- The country's debt is equivalent to 65.6 per cent of the Gross Domestic Product.
Some 57 per cent of the debt was from external borrowing while 43 per cent was sourced domestically.
Kenya's public debt stood at Sh7.28 trillion as at end of December 2020, an amount National Treasury CS Ukur Yatani described as sustainable but classified as high risk.
In a presentation made on his behalf to the Senate Committee on Finance and Budget, the Director-General, Public Debt Management Haron Sirma said amount was equivalent to 65.6 per cent of Gross Domestic Product.
Sirma nonetheless said they want the debt ceiling increased from the current Sh9 trillion to allow the government to borrow some more.
He pointed out that 57 per cent of the debt was from external borrowing while 43 per cent was sourced domestically.
Sirma was outlining the ministry's strategy on refinancing maturing public debt and financing the fiscal deficit at the lowest cost and minimum risks.
“The 2021 debt strategy is underpinned by the need to move away from relatively high interest cost of domestic debt, safeguard credit flow to the private sector and rely more on long term external financing, preferably concessional loans,” he stated.
The strategy covers the period 2021/22 to 2023/24 financial years.
It was prepared against the backdrop of the Covid-19 pandemic shock which led to slowdown in economic activities, adversely affecting the government's fiscal position.
The 2020 credit rating by major sovereign rating agencies including Standard and Poors, Moody's and Fitch placed Kenya at B+ with negative outlook, a downgrade from the previous review.
Moody’s Investors Service on other hand revised the outlook on Kenya’s rating to negative from stable, citing the country’s rising risks to meet its borrowing requirements and debt payments.
The agency affirmed the B2 rating due to the country’s diversified economy “with high growth potential and quite deep domestic financial markets".
The inclusion of state agencies loans and counties in the public debt will push the country's debts above a ceiling of Sh9.1 trillion set in 2019.
Treasury is said to be seeking the debt ceiling to be increased from Sh9 billion to Sh12 billion but some MPs have indicated that they will oppose the plans.
Some lawmakers say it would be untenable to allow the Treasury to go on another borrowing spree by raising the debt ceiling.
They say the proposal might not sail through Parliament because of the country’s sorry economic situation.
Sirma said the purpose of borrowing is partly to finance projects approved by Parliament.
Makueni senator Mutula Kilonzo Jr said the National Treasury must make public or sumbit to Parliament on a regular basis status of all public debt.
Nominated senator Rose Nyamunga echoed Mutula's sentiments saying members need to be updated frequently on the status of the debts.
“We need to know the age of each debt and the projects being undertaken by each borrowing,” she said.
National Treasury Chief Administrative Secretary Nelson Gaichuhie could not state how high they want the debt ceiling to be raised.
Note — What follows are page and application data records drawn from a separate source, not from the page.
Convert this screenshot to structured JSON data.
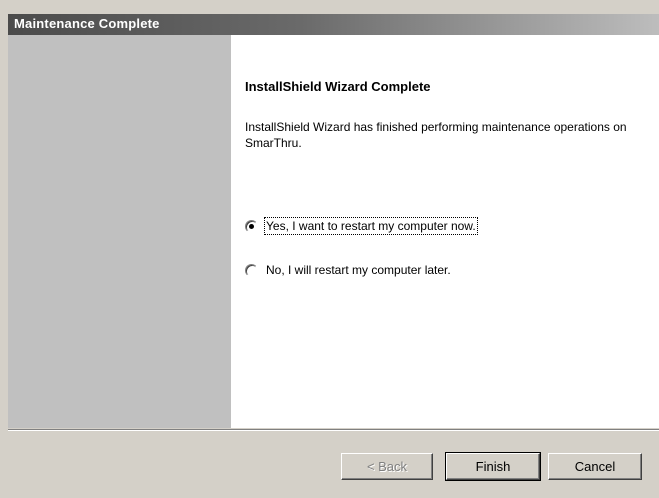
{
  "window": {
    "title": "Maintenance Complete"
  },
  "content": {
    "heading": "InstallShield Wizard Complete",
    "body": "InstallShield Wizard has finished performing maintenance operations on SmarThru.",
    "options": [
      {
        "label": "Yes, I want to restart my computer now.",
        "selected": true
      },
      {
        "label": "No, I will restart my computer later.",
        "selected": false
      }
    ]
  },
  "buttons": {
    "back": "< Back",
    "finish": "Finish",
    "cancel": "Cancel"
  },
  "colors": {
    "titlebar_dark": "#4b4b4b",
    "panel": "#c0c0c0",
    "dialog_bg": "#d4d0c8"
  }
}
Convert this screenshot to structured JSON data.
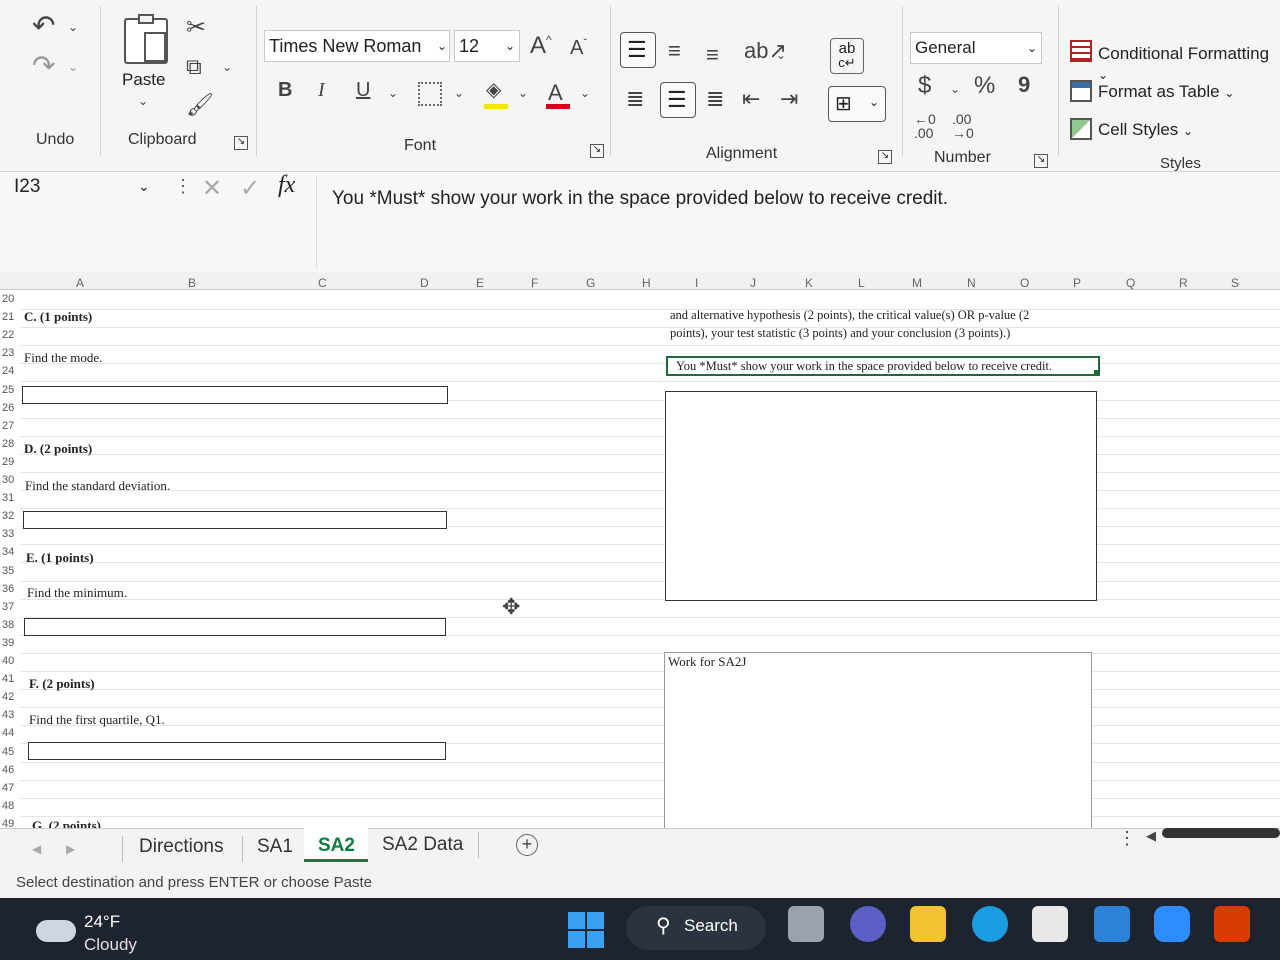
{
  "ribbon": {
    "groups": {
      "undo": "Undo",
      "clipboard": "Clipboard",
      "font": "Font",
      "alignment": "Alignment",
      "number": "Number",
      "styles": "Styles"
    },
    "paste_label": "Paste",
    "font_name": "Times New Roman",
    "font_size": "12",
    "number_format": "General",
    "bold": "B",
    "italic": "I",
    "underline": "U",
    "currency": "$",
    "percent": "%",
    "comma": "9",
    "conditional_formatting": "Conditional Formatting",
    "format_as_table": "Format as Table",
    "cell_styles": "Cell Styles",
    "wrap_icon_text": "ab"
  },
  "formula_bar": {
    "name_box": "I23",
    "fx": "fx",
    "content": "You *Must* show your work in the space provided below to receive credit."
  },
  "columns": [
    "A",
    "B",
    "C",
    "D",
    "E",
    "F",
    "G",
    "H",
    "I",
    "J",
    "K",
    "L",
    "M",
    "N",
    "O",
    "P",
    "Q",
    "R",
    "S"
  ],
  "rows": [
    "20",
    "21",
    "22",
    "23",
    "24",
    "25",
    "26",
    "27",
    "28",
    "29",
    "30",
    "31",
    "32",
    "33",
    "34",
    "35",
    "36",
    "37",
    "38",
    "39",
    "40",
    "41",
    "42",
    "43",
    "44",
    "45",
    "46",
    "47",
    "48",
    "49"
  ],
  "sheet": {
    "c_heading": "C. (1 points)",
    "c_prompt": "Find the mode.",
    "d_heading": "D. (2 points)",
    "d_prompt": "Find the standard deviation.",
    "e_heading": "E. (1 points)",
    "e_prompt": "Find the minimum.",
    "f_heading": "F. (2 points)",
    "f_prompt": "Find the first quartile, Q1.",
    "g_heading": "G. (2 points)",
    "right_line1": "and alternative hypothesis (2 points), the critical value(s) OR p-value (2",
    "right_line2": "points), your test statistic (3 points) and your conclusion (3 points).)",
    "right_notice": "You *Must* show your work in the space provided below to receive credit.",
    "work_label": "Work for SA2J"
  },
  "tabs": [
    "Directions",
    "SA1",
    "SA2",
    "SA2 Data"
  ],
  "active_tab": "SA2",
  "status_text": "Select destination and press ENTER or choose Paste",
  "weather": {
    "temp": "24°F",
    "condition": "Cloudy"
  },
  "taskbar": {
    "search": "Search"
  },
  "colors": {
    "accent": "#107c41",
    "taskbar": "#1d2430"
  }
}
“On how much we want it raised, we first have to look at what we intend to do with the money. That is when we will get the specific figure and the time we need the money,” he explained.
The strategy developed by the National Treasury to manage public covers the period 2021/22 to 2023/24 financial years.
The size and structure of the existing public debt, non-performing guarantees, the size of the fiscal deficit and macro-economic assumptions in the 2021 Budget Policy Statement were considered while developing the strategy.
The strategy entails active debt management operations to lengthen the maturity structure of domestic debt.
This would be achieved by issuing more Treasury Bonds and less Treasury Bills and replacing external commercial short-term debts with longer dated debt instruments to smoothen the debt service maturity structure.
Reporting on public debt and borrowing would be enhanced in accordance with the Constitution and international best practice.
“In addition, the capacity in the Public Debt Management Office will be strengthened,” said Sirma.
He noted that the domestic debt market has been the major source of funding of the fiscal deficits but the market remains shallow and dominated by commercial banks.
“The reforms to deepen the domestic debt market include enhancement of infrastructure through automation of processes, restructuring of interbank reporting and setting up of Over-the-Counter (OTC) trading platform to complement the Nairobi Securities Exchange,” he stated.
Sirma said the strategy will be adjusted to align to any policy changes to ensure debt remains within sustainable levels.